  • In September of 2017, Miss Burroughs' home church, the Nineteenth Street Baptist Church in Washington, DC, presented a play about two great women of the church, Etta Booker and Nannie Helen Burroughs. They were portrayed as special guests at a Sunday School setting, talking to the children about their lives and service. By all accounts, it was a tremendous success, being both entertaining and informative. This event represented an important step in bringing this remarkable woman's views back into our lives. Therefore, I applauded the 19th Street Baptist Church for what appeared to be the beginning of their recognizing the important contributions of Burroughs to the church, our race, and country. However, the cooperation expected has not materialized.
  • On May 19, 2018 we held a "Wreath-Laying Ceremony" at Lincoln Memorial Cemetery representing the 57th Anniversary of Miss Burroughs demise. The leaders of our Black Baptist Conventions were requested to send letters of tribute. There were no responses.
  • The project has been funded since 2010 with my personal resources. I have now established a nonprofit and plan to seek grant funds to support the effort. After ten years of advocating for the views and vision of Nannie Helen Burroughs, I have concluded that the best chance for establishing her legacy discussing her views and vision rests with our young people. Therefore, while I continue to pursue an open and honest discussion in our Black community about Miss Burroughs, my grant pursuit, not yet underway, will be to explore ways to bring a discussion of her life and works to HBCUs across the country.

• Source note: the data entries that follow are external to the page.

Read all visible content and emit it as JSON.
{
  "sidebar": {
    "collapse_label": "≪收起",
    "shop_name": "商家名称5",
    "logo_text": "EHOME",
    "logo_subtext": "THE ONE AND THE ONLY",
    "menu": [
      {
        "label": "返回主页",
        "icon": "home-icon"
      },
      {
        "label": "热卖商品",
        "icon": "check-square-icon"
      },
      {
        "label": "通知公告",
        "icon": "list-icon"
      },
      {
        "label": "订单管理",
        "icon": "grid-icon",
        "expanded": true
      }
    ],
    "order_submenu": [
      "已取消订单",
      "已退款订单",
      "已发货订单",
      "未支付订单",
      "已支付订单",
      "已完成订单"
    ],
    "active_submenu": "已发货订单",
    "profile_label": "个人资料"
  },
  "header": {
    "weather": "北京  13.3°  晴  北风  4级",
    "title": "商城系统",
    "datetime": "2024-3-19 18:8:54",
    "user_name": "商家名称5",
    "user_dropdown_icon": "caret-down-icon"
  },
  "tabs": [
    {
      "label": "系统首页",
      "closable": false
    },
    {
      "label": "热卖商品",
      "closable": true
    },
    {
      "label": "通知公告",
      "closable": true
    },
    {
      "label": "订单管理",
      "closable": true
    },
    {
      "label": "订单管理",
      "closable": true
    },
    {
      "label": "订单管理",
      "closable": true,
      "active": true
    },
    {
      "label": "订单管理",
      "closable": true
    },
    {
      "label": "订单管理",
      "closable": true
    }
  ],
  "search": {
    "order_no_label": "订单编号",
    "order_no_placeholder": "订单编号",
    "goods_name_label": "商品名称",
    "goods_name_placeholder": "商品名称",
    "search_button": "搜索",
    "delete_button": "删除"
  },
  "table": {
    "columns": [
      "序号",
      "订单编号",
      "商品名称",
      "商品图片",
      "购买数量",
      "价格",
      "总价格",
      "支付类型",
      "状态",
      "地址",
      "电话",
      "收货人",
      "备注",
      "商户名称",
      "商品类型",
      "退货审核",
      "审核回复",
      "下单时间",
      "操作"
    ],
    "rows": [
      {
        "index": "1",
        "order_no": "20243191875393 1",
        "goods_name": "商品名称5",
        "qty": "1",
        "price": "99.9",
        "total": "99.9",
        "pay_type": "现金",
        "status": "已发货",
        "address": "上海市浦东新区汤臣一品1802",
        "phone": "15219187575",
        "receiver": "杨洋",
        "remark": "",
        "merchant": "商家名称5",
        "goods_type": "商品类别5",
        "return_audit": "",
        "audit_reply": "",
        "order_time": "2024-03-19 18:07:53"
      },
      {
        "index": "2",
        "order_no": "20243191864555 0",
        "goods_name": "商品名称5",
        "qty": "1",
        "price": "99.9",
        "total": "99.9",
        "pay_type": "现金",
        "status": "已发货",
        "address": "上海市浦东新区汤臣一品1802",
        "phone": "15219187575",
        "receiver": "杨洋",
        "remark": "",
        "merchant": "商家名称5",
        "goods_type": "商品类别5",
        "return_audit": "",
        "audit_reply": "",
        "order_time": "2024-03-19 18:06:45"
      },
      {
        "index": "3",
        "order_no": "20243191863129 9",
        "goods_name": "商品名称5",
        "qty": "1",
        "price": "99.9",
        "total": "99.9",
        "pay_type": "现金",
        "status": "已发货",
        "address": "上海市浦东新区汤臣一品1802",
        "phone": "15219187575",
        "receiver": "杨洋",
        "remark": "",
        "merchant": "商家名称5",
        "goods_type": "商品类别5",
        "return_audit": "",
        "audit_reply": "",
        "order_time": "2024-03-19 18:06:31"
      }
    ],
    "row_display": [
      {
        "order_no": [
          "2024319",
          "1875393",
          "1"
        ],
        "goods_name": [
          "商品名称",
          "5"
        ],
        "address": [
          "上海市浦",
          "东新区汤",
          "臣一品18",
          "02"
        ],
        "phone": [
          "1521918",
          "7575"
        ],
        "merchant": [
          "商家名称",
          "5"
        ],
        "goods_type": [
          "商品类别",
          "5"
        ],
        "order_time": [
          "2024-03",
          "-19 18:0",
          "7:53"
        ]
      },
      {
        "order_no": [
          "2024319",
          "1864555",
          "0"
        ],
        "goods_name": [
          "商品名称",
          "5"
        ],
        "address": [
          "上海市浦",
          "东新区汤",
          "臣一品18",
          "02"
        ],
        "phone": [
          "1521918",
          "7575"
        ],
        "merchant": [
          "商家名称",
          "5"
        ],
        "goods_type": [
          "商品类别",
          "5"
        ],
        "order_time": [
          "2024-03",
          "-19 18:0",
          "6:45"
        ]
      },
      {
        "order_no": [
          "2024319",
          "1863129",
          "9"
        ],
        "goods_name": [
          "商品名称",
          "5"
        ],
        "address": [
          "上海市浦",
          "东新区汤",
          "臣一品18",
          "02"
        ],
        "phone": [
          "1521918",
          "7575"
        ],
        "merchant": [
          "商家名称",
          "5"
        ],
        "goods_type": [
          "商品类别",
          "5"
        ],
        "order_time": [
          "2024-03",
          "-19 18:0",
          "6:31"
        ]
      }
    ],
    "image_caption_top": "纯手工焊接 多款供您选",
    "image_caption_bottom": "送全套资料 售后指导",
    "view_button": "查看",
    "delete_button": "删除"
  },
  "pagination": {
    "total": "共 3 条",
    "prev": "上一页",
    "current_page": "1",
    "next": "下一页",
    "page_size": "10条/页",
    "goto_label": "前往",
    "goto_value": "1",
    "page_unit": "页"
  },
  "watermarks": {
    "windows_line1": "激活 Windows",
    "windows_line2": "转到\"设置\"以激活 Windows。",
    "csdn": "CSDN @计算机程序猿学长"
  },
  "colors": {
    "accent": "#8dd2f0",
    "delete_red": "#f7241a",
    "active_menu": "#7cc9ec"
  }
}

Upcoming Events 

  • There are no planned events. However, the project is available for participation in community events. Ideas about how to engage the community and increase knowledge about the work of this remarkable woman are appreciated.





“…We pay tribute to a great woman today. She was fearless and self-possessed, poised and intelligent…She left an unwritten blueprint for devout builders. God grant that she will not have lived and toiled in vain.”

The above Eulogy was delivered by Dr. Earl L. Harrison, Pastor of Shiloh Baptist Church of Washington, D.C., at the funeral held on May 25, 1961, at the Nineteenth Street Baptist Church, Washington. The Home Going Service was three hours long and attended by eight hundred people. There were ninety-five ministers in attendance and nine spoke from the pulpit. First Lady Eleanor Roosevelt sent flowers. He signs the message, “Her Friend.” (The Worker magazine, 3rd quarter of 1961).

Epilogue: Our current efforts represent simply a point along the way. The objective of the Nannie Helen Burroughs Project and her legacy will only have been achieved when she can look down upon us from her resting place and say: “The people applied my teachings, improved themselves economically, intellectually, politically, and socially, and they have become first-class citizens.”



White Woman's Final Tribute, 1964: Nannie Helen Burroughs influence over her people can hardly be estimated. She had dynamic power. Measured not as a woman, she had extraordinary ability and her living faith in God and in her children, of whatever race, her spirit of services and sacrifice energized her gifts as only faith and love can do."

Dr. William Holmes Borders, Pastor of Atlanta's Wheat Street Baptist Church and Morehouse College Professor of Religion, showed his admiration for the life and works of Nannie Helen Burroughs in his 1943 poem: "I Am Somebody---I am a moulder of Character in Nannie Burroughs" He recites the poem in a musical setting, with commentary about our history and education:   Google Dr. William Holmes Borders , I Am Somebody UTube.

Contact us today in Annapolis, Maryland, for details about this icon of African American history.